* _EXERCISE INSTRUCTIONS_
Look through the data below. Pick out the lines holding the string "cancel".

* _PROVIDED INFORMATION_
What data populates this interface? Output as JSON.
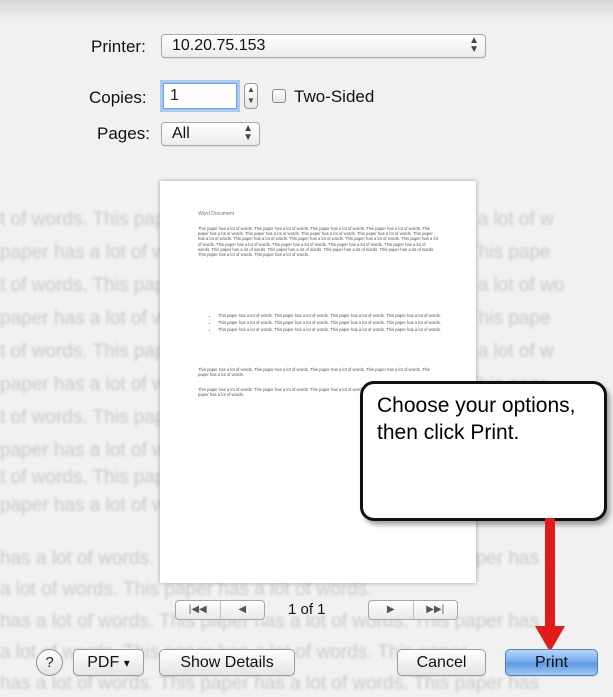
{
  "background_text": {
    "lines": [
      "t of words. This paper has a lot of words. This paper has a lot of w",
      "paper has a lot of words. This paper has a lot of words. This pape",
      "t of words. This paper has a lot of words. This paper has a lot of wo",
      "paper has a lot of words. This paper has a lot of words. This pape",
      "t of words. This paper has a lot of words. This paper has a lot of w",
      "paper has a lot of words. This paper has a lot of words. This pape",
      "t of words. This paper has a lot of words. This paper has a lot of w",
      "paper has a lot of words. This paper has a lot of words.",
      "t of words. This paper has a lot of words.",
      "paper has a lot of words.",
      "has a lot of words. This paper has a lot of words. This paper has a",
      "a lot of words. This paper has a lot of words.",
      "has a lot of words. This paper has a lot of words. This paper has a",
      "a lot of words. This paper has a lot of words. This paper",
      "has a lot of words. This paper has a lot of words. This paper has"
    ]
  },
  "printer": {
    "label": "Printer:",
    "value": "10.20.75.153"
  },
  "copies": {
    "label": "Copies:",
    "value": "1"
  },
  "two_sided": {
    "label": "Two-Sided",
    "checked": false
  },
  "pages": {
    "label": "Pages:",
    "value": "All"
  },
  "preview": {
    "doc_title": "Word Document",
    "para1": "This paper has a lot of words. This paper has a lot of words. This paper has a lot of words. This paper has a lot of words. This paper has a lot of words. This paper has a lot of words. This paper has a lot of words. This paper has a lot of words. This paper has a lot of words. This paper has a lot of words. This paper has a lot of words. This paper has a lot of words. This paper has a lot of words. This paper has a lot of words. This paper has a lot of words. This paper has a lot of words. This paper has a lot of words. This paper has a lot of words. This paper has a lot of words. This paper has a lot of words. This paper has a lot of words. This paper has a lot of words. This paper has a lot of words.",
    "bullets": [
      "This paper has a lot of words. This paper has a lot of words. This paper has a lot of words. This paper has a lot of words.",
      "This paper has a lot of words. This paper has a lot of words. This paper has a lot of words. This paper has a lot of words.",
      "This paper has a lot of words. This paper has a lot of words. This paper has a lot of words. This paper has a lot of words."
    ],
    "para2": "This paper has a lot of words. This paper has a lot of words. This paper has a lot of words. This paper has a lot of words. This paper has a lot of words.",
    "para3": "This paper has a lot of words. This paper has a lot of words. This paper has a lot of words. This paper has a lot of words. This paper has a lot of words."
  },
  "callout": {
    "text": "Choose your options, then click Print."
  },
  "pager": {
    "first": "|◀◀",
    "prev": "◀",
    "indicator": "1 of 1",
    "next": "▶",
    "last": "▶▶|"
  },
  "buttons": {
    "help": "?",
    "pdf": "PDF",
    "pdf_arrow": "▾",
    "show_details": "Show Details",
    "cancel": "Cancel",
    "print": "Print"
  },
  "colors": {
    "arrow": "#e01b1b",
    "default_button": "#6fa8ea"
  },
  "icons": {
    "help": "question-mark-icon",
    "popup": "updown-chevron-icon"
  }
}
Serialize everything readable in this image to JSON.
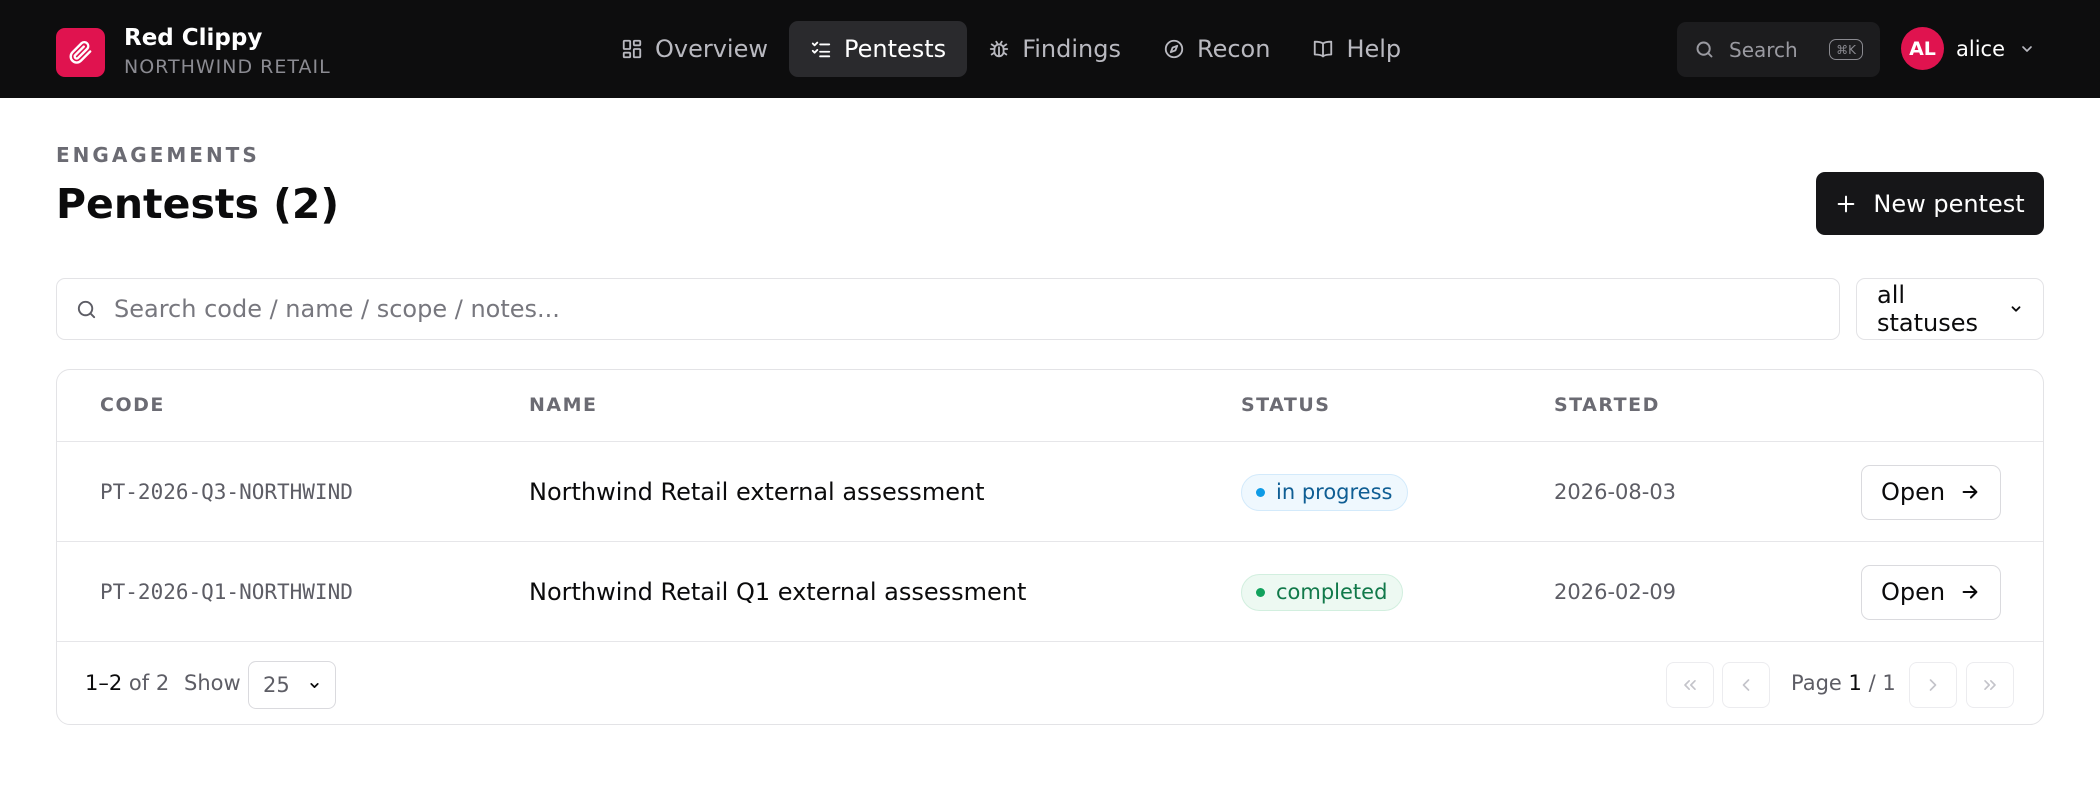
{
  "brand": {
    "name": "Red Clippy",
    "org": "NORTHWIND RETAIL",
    "logo_icon": "paperclip-icon"
  },
  "nav": {
    "items": [
      {
        "label": "Overview",
        "icon": "grid-icon"
      },
      {
        "label": "Pentests",
        "icon": "checklist-icon",
        "active": true
      },
      {
        "label": "Findings",
        "icon": "bug-icon"
      },
      {
        "label": "Recon",
        "icon": "compass-icon"
      },
      {
        "label": "Help",
        "icon": "book-icon"
      }
    ]
  },
  "global_search": {
    "label": "Search",
    "shortcut": "⌘K"
  },
  "user": {
    "initials": "AL",
    "name": "alice"
  },
  "page": {
    "eyebrow": "ENGAGEMENTS",
    "title": "Pentests (2)",
    "new_button": "New pentest"
  },
  "filters": {
    "search_placeholder": "Search code / name / scope / notes...",
    "status_selected": "all statuses"
  },
  "table": {
    "columns": [
      "CODE",
      "NAME",
      "STATUS",
      "STARTED"
    ],
    "rows": [
      {
        "code": "PT-2026-Q3-NORTHWIND",
        "name": "Northwind Retail external assessment",
        "status": "in progress",
        "started": "2026-08-03",
        "action": "Open"
      },
      {
        "code": "PT-2026-Q1-NORTHWIND",
        "name": "Northwind Retail Q1 external assessment",
        "status": "completed",
        "started": "2026-02-09",
        "action": "Open"
      }
    ]
  },
  "pagination": {
    "range": "1–2",
    "of_total": "of 2",
    "show_label": "Show",
    "page_size": "25",
    "page_label": "Page",
    "current_page": "1",
    "total_pages": "/ 1"
  },
  "colors": {
    "accent": "#e0134f",
    "topbar": "#0d0d0e",
    "primary_button": "#161618",
    "status_in_progress": "#0f9be6",
    "status_completed": "#12a25d"
  }
}
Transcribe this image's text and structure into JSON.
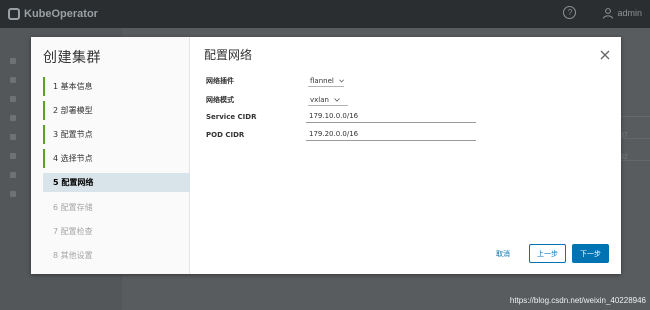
{
  "header": {
    "app_name": "KubeOperator",
    "help_glyph": "?",
    "user": "admin"
  },
  "background": {
    "values": [
      "37",
      "32"
    ]
  },
  "wizard": {
    "title": "创建集群",
    "steps": [
      {
        "label": "1 基本信息",
        "state": "done"
      },
      {
        "label": "2 部署模型",
        "state": "done"
      },
      {
        "label": "3 配置节点",
        "state": "done"
      },
      {
        "label": "4 选择节点",
        "state": "done"
      },
      {
        "label": "5 配置网络",
        "state": "active"
      },
      {
        "label": "6 配置存储",
        "state": "disabled"
      },
      {
        "label": "7 配置检查",
        "state": "disabled"
      },
      {
        "label": "8 其他设置",
        "state": "disabled"
      }
    ]
  },
  "page": {
    "title": "配置网络",
    "fields": {
      "plugin_label": "网络插件",
      "plugin_value": "flannel",
      "mode_label": "网络模式",
      "mode_value": "vxlan",
      "service_cidr_label": "Service CIDR",
      "service_cidr_value": "179.10.0.0/16",
      "pod_cidr_label": "POD CIDR",
      "pod_cidr_value": "179.20.0.0/16"
    }
  },
  "buttons": {
    "cancel": "取消",
    "prev": "上一步",
    "next": "下一步"
  },
  "watermark": "https://blog.csdn.net/weixin_40228946",
  "colors": {
    "accent": "#0073b2",
    "step_done": "#5aa220",
    "step_active_bg": "#d9e4ea"
  }
}
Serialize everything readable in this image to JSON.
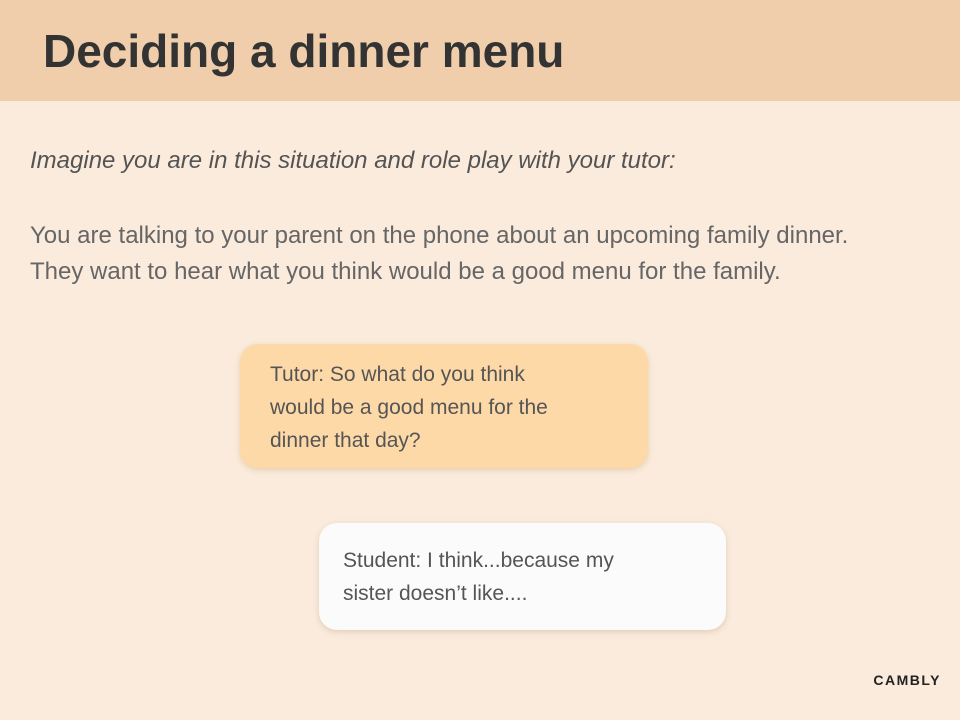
{
  "slide": {
    "title": "Deciding a dinner menu",
    "instruction": "Imagine you are in this situation and role play with your tutor:",
    "scenario_lines": [
      "You are talking to your parent on the phone about an upcoming family dinner.",
      "They want to hear what you think would be a good menu for the family."
    ]
  },
  "dialogue": {
    "tutor_lines": [
      "Tutor: So what do you think",
      "would be a good menu for the",
      "dinner that day?"
    ],
    "student_lines": [
      "Student: I think...because my",
      "sister doesn’t like...."
    ]
  },
  "brand": {
    "logo_text": "CAMBLY"
  },
  "colors": {
    "background": "#faebdc",
    "header": "#f0ceac",
    "tutor_bubble": "#fed9a8",
    "student_bubble": "#fbfbfb"
  }
}
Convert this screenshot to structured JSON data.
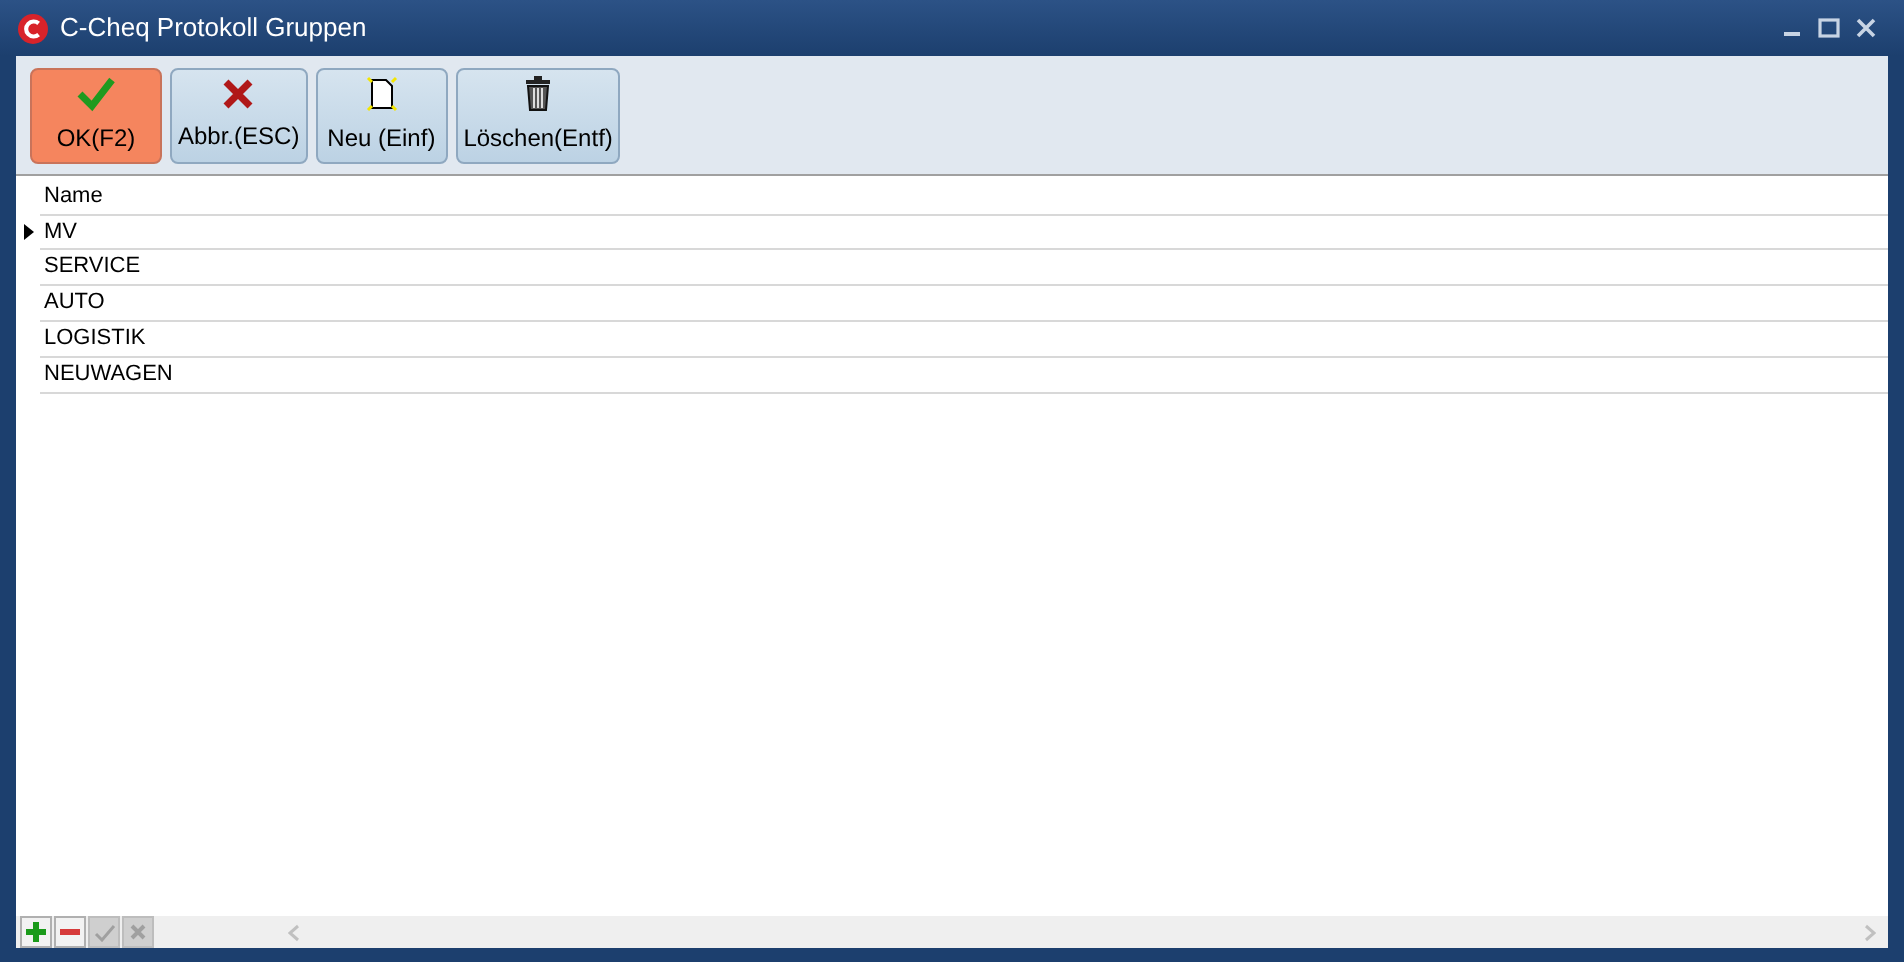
{
  "window": {
    "title": "C-Cheq Protokoll Gruppen"
  },
  "toolbar": [
    {
      "label": "OK(F2)",
      "kind": "ok",
      "selected": true
    },
    {
      "label": "Abbr.(ESC)",
      "kind": "cancel",
      "selected": false
    },
    {
      "label": "Neu (Einf)",
      "kind": "new",
      "selected": false
    },
    {
      "label": "Löschen(Entf)",
      "kind": "delete",
      "selected": false
    }
  ],
  "table": {
    "columns": [
      "Name"
    ],
    "rows": [
      {
        "name": "MV",
        "selected": true
      },
      {
        "name": "SERVICE",
        "selected": false
      },
      {
        "name": "AUTO",
        "selected": false
      },
      {
        "name": "LOGISTIK",
        "selected": false
      },
      {
        "name": "NEUWAGEN",
        "selected": false
      }
    ]
  },
  "navigator": [
    {
      "kind": "add",
      "disabled": false
    },
    {
      "kind": "remove",
      "disabled": false
    },
    {
      "kind": "confirm",
      "disabled": true
    },
    {
      "kind": "cancel",
      "disabled": true
    }
  ]
}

* _ANSWER TO THIS EXERCISE_
    "cancel": "Cancel",
    "cancel": "取消",
      "kind": "cancel",
      "kind": "cancel",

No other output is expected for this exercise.